Flashback scenes reveal various elements of poverty, injustice and political reality in the homes of workers, a hospital and a producer’s office. Odets never wasted a word. The language in each vignette rolls with thunder, and Woodward has found the proper balance between unrest and rage.
A young taxi driver and his g.f. dream of a life and family together but are discouraged by the economic crisis of the time. In this production, Sid and Florrie are a black couple (acted with conviction by Wood Harris and Lisa Renee Pitts), bringing poignancy to such moments as when Sid whispers a fragment of Andy Razaf’s searching lyric of racial shame, “What did I do to be so black and blue?”
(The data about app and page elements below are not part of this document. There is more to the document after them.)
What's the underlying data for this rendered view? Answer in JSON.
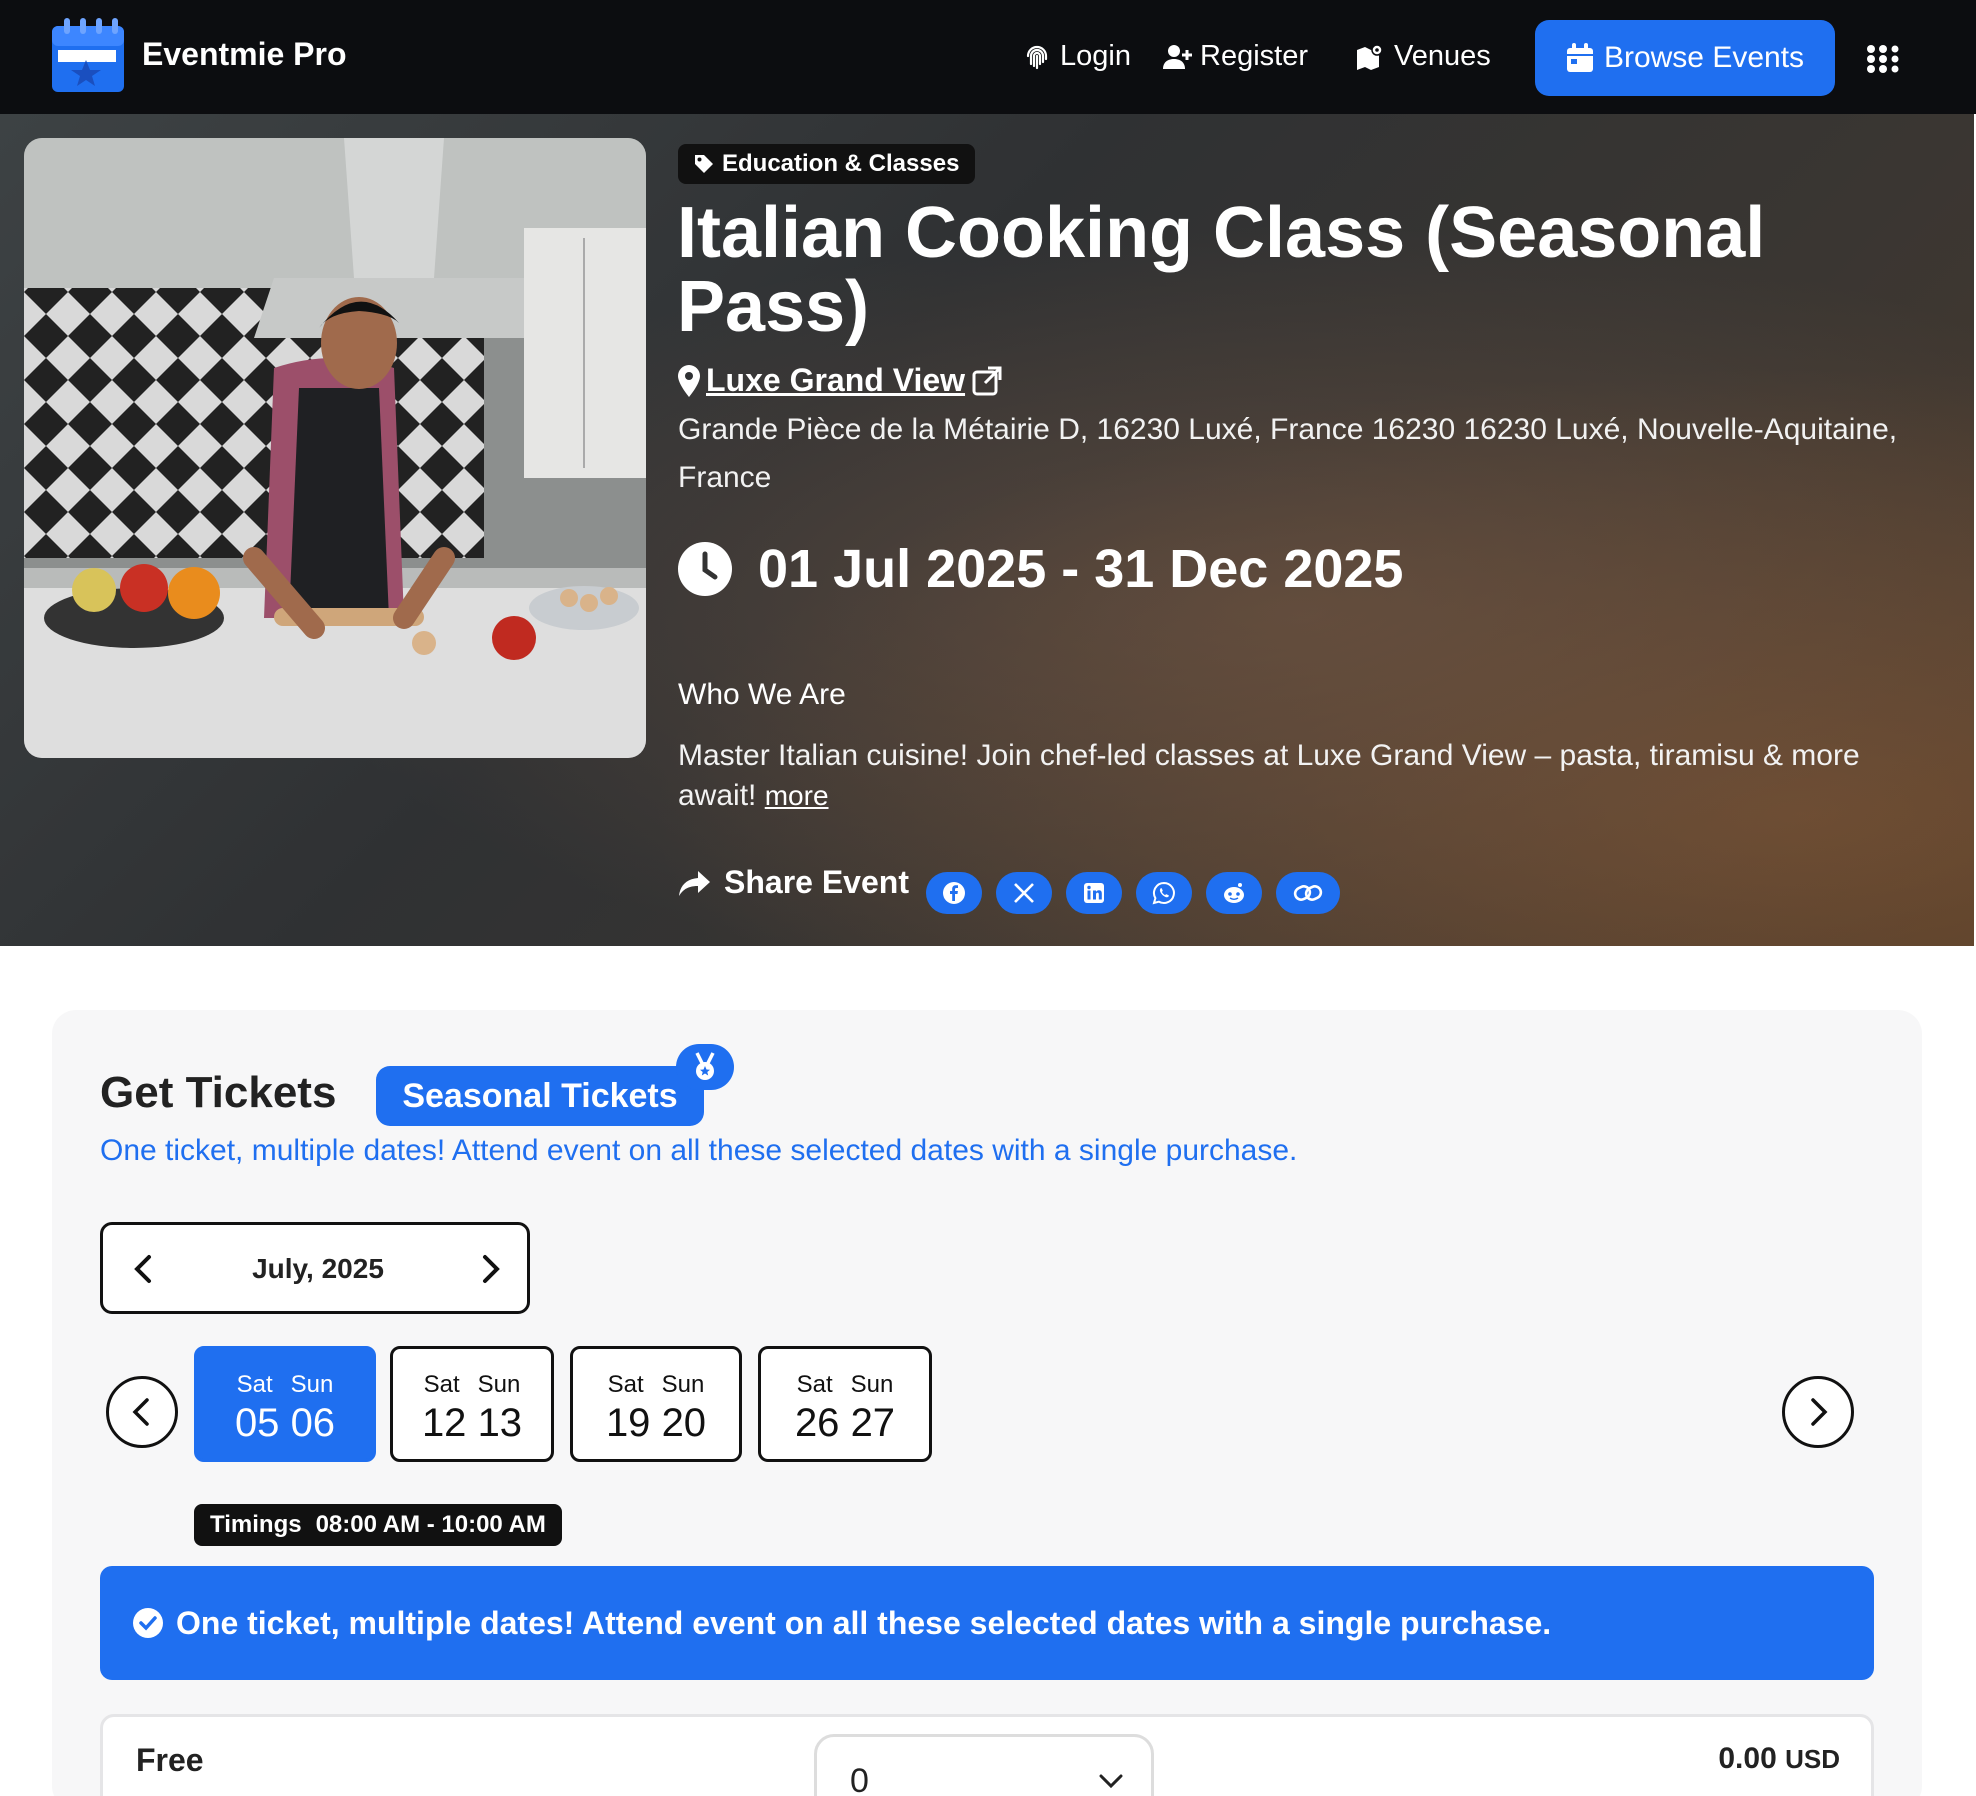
{
  "brand": {
    "name": "Eventmie Pro"
  },
  "nav": {
    "login": "Login",
    "register": "Register",
    "venues": "Venues",
    "browse": "Browse Events"
  },
  "event": {
    "category": "Education & Classes",
    "title": "Italian Cooking Class (Seasonal Pass)",
    "venue": "Luxe Grand View",
    "address": "Grande Pièce de la Métairie D, 16230 Luxé, France 16230 16230 Luxé, Nouvelle-Aquitaine, France",
    "dates": "01 Jul 2025 - 31 Dec 2025",
    "about_heading": "Who We Are",
    "about_text": "Master Italian cuisine! Join chef-led classes at Luxe Grand View – pasta, tiramisu & more await!",
    "more_link": "more",
    "share_label": "Share Event"
  },
  "tickets": {
    "title": "Get Tickets",
    "badge": "Seasonal Tickets",
    "subtitle": "One ticket, multiple dates! Attend event on all these selected dates with a single purchase.",
    "month": "July, 2025",
    "weeks": [
      {
        "d1": "Sat",
        "d2": "Sun",
        "n1": "05",
        "n2": "06",
        "selected": true
      },
      {
        "d1": "Sat",
        "d2": "Sun",
        "n1": "12",
        "n2": "13",
        "selected": false
      },
      {
        "d1": "Sat",
        "d2": "Sun",
        "n1": "19",
        "n2": "20",
        "selected": false
      },
      {
        "d1": "Sat",
        "d2": "Sun",
        "n1": "26",
        "n2": "27",
        "selected": false
      }
    ],
    "timings_label": "Timings",
    "timings_value": "08:00 AM - 10:00 AM",
    "banner": "One ticket, multiple dates! Attend event on all these selected dates with a single purchase.",
    "row": {
      "name": "Free",
      "quantity": "0",
      "price": "0.00",
      "currency": "USD"
    }
  },
  "colors": {
    "accent": "#1f6ff0",
    "nav_bg": "#0c0d10"
  }
}
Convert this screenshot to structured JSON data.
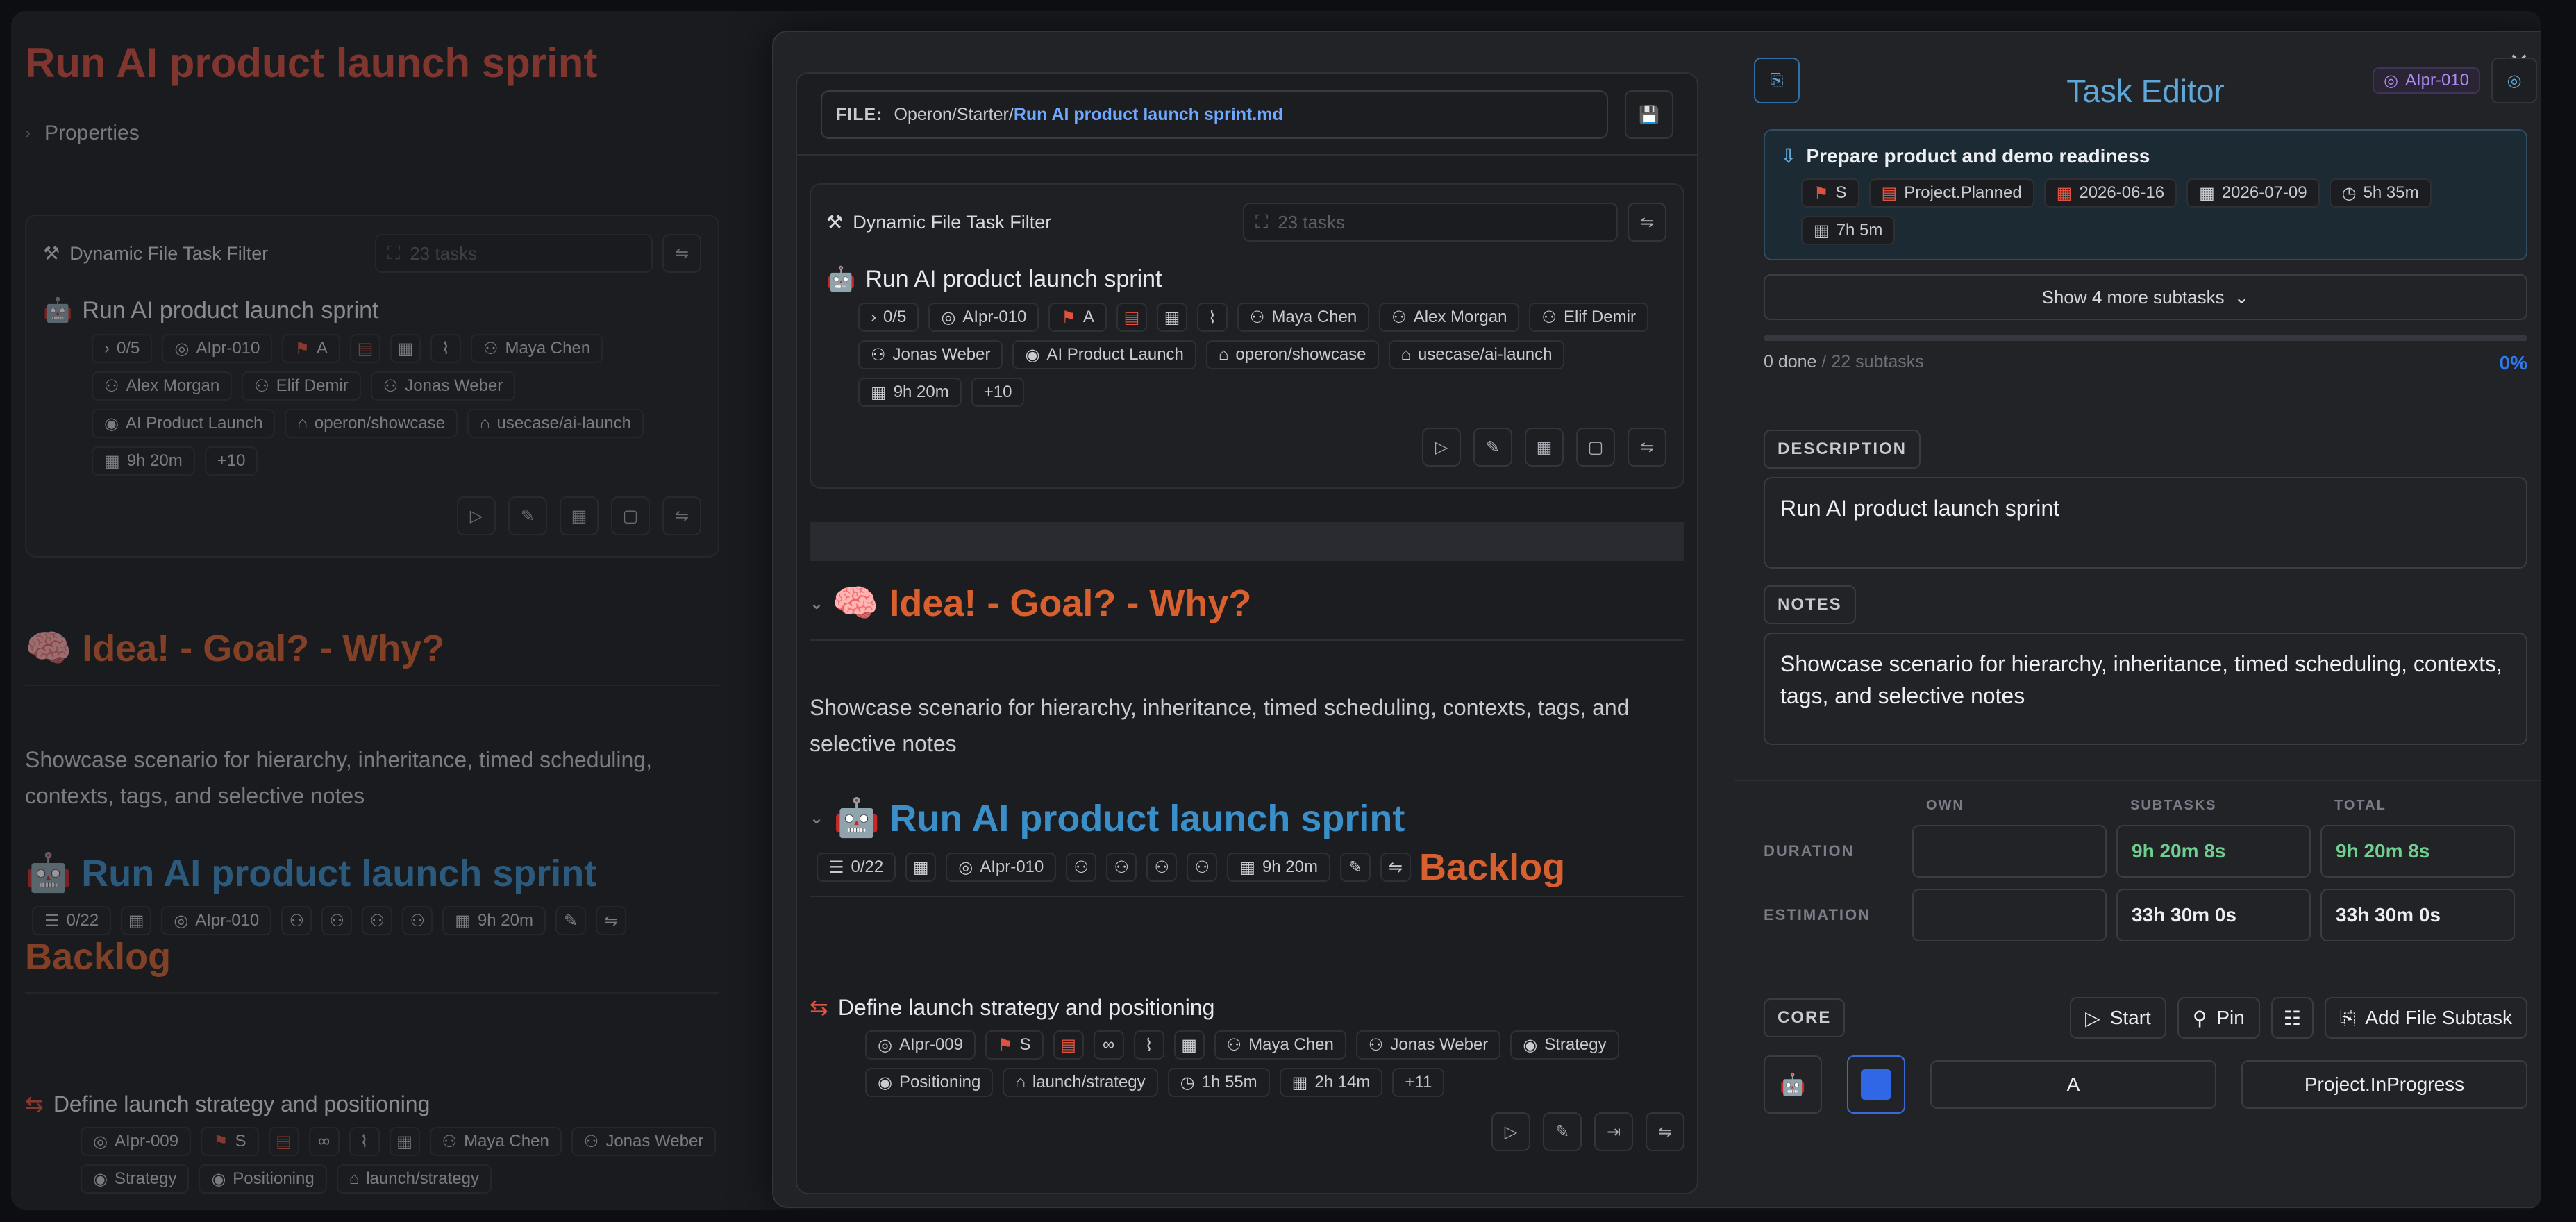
{
  "colors": {
    "accent_red": "#e0523f",
    "accent_orange": "#d8602e",
    "accent_blue": "#3a8fc9",
    "link_blue": "#6fa8ff",
    "progress_blue": "#2f7af0",
    "duration_green": "#6fcf8f",
    "tag_purple": "#a98cf0"
  },
  "page": {
    "title": "Run AI product launch sprint",
    "properties_label": "Properties",
    "filter": {
      "title": "Dynamic File Task Filter",
      "placeholder": "23 tasks"
    },
    "task": {
      "title": "Run AI product launch sprint",
      "chips": [
        "0/5",
        "AIpr-010",
        "A",
        "Maya Chen",
        "Alex Morgan",
        "Elif Demir",
        "Jonas Weber",
        "AI Product Launch",
        "operon/showcase",
        "usecase/ai-launch",
        "9h 20m",
        "+10"
      ]
    },
    "heading": "🧠 Idea! - Goal? - Why?",
    "paragraph": "Showcase scenario for hierarchy, inheritance, timed scheduling, contexts, tags, and selective notes",
    "section": {
      "title": "Run AI product launch sprint",
      "progress": "0/22",
      "id": "AIpr-010",
      "duration": "9h 20m",
      "tail": "Backlog"
    },
    "subtask": {
      "title": "Define launch strategy and positioning",
      "chips": [
        "AIpr-009",
        "S",
        "Maya Chen",
        "Jonas Weber",
        "Strategy",
        "Positioning",
        "launch/strategy"
      ]
    }
  },
  "modal": {
    "file": {
      "label": "FILE:",
      "path": "Operon/Starter/",
      "name": "Run AI product launch sprint.md"
    },
    "filter": {
      "title": "Dynamic File Task Filter",
      "placeholder": "23 tasks"
    },
    "task": {
      "title": "Run AI product launch sprint",
      "chips": [
        "0/5",
        "AIpr-010",
        "A",
        "Maya Chen",
        "Alex Morgan",
        "Elif Demir",
        "Jonas Weber",
        "AI Product Launch",
        "operon/showcase",
        "usecase/ai-launch",
        "9h 20m",
        "+10"
      ]
    },
    "heading": "🧠 Idea! - Goal? - Why?",
    "paragraph": "Showcase scenario for hierarchy, inheritance, timed scheduling, contexts, tags, and selective notes",
    "section": {
      "title": "Run AI product launch sprint",
      "progress": "0/22",
      "id": "AIpr-010",
      "duration": "9h 20m",
      "tail": "Backlog"
    },
    "subtask": {
      "title": "Define launch strategy and positioning",
      "chips": [
        "AIpr-009",
        "S",
        "Maya Chen",
        "Jonas Weber",
        "Strategy",
        "Positioning",
        "launch/strategy",
        "1h 55m",
        "2h 14m",
        "+11"
      ]
    }
  },
  "editor": {
    "title": "Task Editor",
    "task_id": "AIpr-010",
    "subtask": {
      "title": "Prepare product and demo readiness",
      "chips": [
        "S",
        "Project.Planned",
        "2026-06-16",
        "2026-07-09",
        "5h 35m",
        "7h 5m"
      ]
    },
    "show_more": "Show 4 more subtasks",
    "progress": {
      "done": "0 done",
      "total": "/ 22 subtasks",
      "percent": "0%",
      "fraction": 0.0
    },
    "description_label": "DESCRIPTION",
    "description": "Run AI product launch sprint",
    "notes_label": "NOTES",
    "notes": "Showcase scenario for hierarchy, inheritance, timed scheduling, contexts, tags, and selective notes",
    "time": {
      "headers": [
        "OWN",
        "SUBTASKS",
        "TOTAL"
      ],
      "duration_label": "DURATION",
      "estimation_label": "ESTIMATION",
      "duration": {
        "own": "",
        "subtasks": "9h 20m 8s",
        "total": "9h 20m 8s"
      },
      "estimation": {
        "own": "",
        "subtasks": "33h 30m 0s",
        "total": "33h 30m 0s"
      }
    },
    "core_label": "CORE",
    "buttons": {
      "start": "Start",
      "pin": "Pin",
      "add_subtask": "Add File Subtask"
    },
    "priority": "A",
    "status": "Project.InProgress"
  }
}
The actors unite with conviction: Jerry Mayer as the burly and bullying union boss, Greg Naughton as the idealistic chemist who would rather sacrifice his job than assist in the manufacture of poison gas, Peter Jacobson as a young actor who auditions for a role with manic desperation.
Marisa Tomei adds an angry and poignant account of a distraught housewife, urging her gutless husband to rout the thugs from the union, and Robert Hogan, as an aggressive agitator who stirs the drivers to a near-brawl, leads the brief narrative to its tragic finale.
All the tech assists, from a bold lighting design to plain ’30s costumes, accent the mood of a country in distress and the pungent voice of a young playwright.